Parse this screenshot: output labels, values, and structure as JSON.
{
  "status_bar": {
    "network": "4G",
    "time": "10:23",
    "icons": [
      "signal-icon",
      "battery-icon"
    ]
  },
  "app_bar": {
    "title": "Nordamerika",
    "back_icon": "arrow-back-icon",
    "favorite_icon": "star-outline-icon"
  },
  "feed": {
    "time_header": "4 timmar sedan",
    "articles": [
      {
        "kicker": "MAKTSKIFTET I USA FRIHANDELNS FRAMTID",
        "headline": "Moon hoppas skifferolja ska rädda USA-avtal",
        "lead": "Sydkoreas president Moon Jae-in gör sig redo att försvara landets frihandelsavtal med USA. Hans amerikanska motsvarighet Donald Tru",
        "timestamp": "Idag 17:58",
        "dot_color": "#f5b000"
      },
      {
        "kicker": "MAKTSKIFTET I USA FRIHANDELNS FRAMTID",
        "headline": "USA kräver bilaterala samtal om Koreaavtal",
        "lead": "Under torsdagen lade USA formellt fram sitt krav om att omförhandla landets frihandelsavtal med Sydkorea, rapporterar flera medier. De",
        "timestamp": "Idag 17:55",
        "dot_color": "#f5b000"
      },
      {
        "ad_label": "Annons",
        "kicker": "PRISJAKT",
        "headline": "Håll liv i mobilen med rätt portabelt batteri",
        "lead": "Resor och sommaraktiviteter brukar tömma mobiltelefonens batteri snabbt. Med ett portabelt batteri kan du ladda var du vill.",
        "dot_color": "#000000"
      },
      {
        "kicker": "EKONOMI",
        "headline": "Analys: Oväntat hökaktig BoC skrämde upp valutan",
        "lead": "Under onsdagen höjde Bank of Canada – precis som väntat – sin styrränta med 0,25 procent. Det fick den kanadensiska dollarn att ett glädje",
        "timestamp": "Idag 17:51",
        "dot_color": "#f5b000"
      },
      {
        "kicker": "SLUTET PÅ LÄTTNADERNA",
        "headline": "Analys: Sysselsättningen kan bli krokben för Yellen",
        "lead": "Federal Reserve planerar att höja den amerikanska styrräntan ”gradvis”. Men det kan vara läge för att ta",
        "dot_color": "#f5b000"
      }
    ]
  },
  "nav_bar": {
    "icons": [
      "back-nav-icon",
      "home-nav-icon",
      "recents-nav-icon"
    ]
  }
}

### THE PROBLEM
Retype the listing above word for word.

### RESPONSE AREA
Parse this screenshot: output labels, values, and structure as JSON.
{
  "status_bar": {
    "network": "4G",
    "time": "10:23",
    "icons": [
      "signal-icon",
      "battery-icon"
    ]
  },
  "app_bar": {
    "title": "Nordamerika",
    "back_icon": "arrow-back-icon",
    "favorite_icon": "star-outline-icon"
  },
  "feed": {
    "time_header": "4 timmar sedan",
    "articles": [
      {
        "kicker": "MAKTSKIFTET I USA FRIHANDELNS FRAMTID",
        "headline": "Moon hoppas skifferolja ska rädda USA-avtal",
        "lead": "Sydkoreas president Moon Jae-in gör sig redo att försvara landets frihandelsavtal med USA. Hans amerikanska motsvarighet Donald Tru",
        "timestamp": "Idag 17:58",
        "dot_color": "#f5b000"
      },
      {
        "kicker": "MAKTSKIFTET I USA FRIHANDELNS FRAMTID",
        "headline": "USA kräver bilaterala samtal om Koreaavtal",
        "lead": "Under torsdagen lade USA formellt fram sitt krav om att omförhandla landets frihandelsavtal med Sydkorea, rapporterar flera medier. De",
        "timestamp": "Idag 17:55",
        "dot_color": "#f5b000"
      },
      {
        "ad_label": "Annons",
        "kicker": "PRISJAKT",
        "headline": "Håll liv i mobilen med rätt portabelt batteri",
        "lead": "Resor och sommaraktiviteter brukar tömma mobiltelefonens batteri snabbt. Med ett portabelt batteri kan du ladda var du vill.",
        "dot_color": "#000000"
      },
      {
        "kicker": "EKONOMI",
        "headline": "Analys: Oväntat hökaktig BoC skrämde upp valutan",
        "lead": "Under onsdagen höjde Bank of Canada – precis som väntat – sin styrränta med 0,25 procent. Det fick den kanadensiska dollarn att ett glädje",
        "timestamp": "Idag 17:51",
        "dot_color": "#f5b000"
      },
      {
        "kicker": "SLUTET PÅ LÄTTNADERNA",
        "headline": "Analys: Sysselsättningen kan bli krokben för Yellen",
        "lead": "Federal Reserve planerar att höja den amerikanska styrräntan ”gradvis”. Men det kan vara läge för att ta",
        "dot_color": "#f5b000"
      }
    ]
  },
  "nav_bar": {
    "icons": [
      "back-nav-icon",
      "home-nav-icon",
      "recents-nav-icon"
    ]
  }
}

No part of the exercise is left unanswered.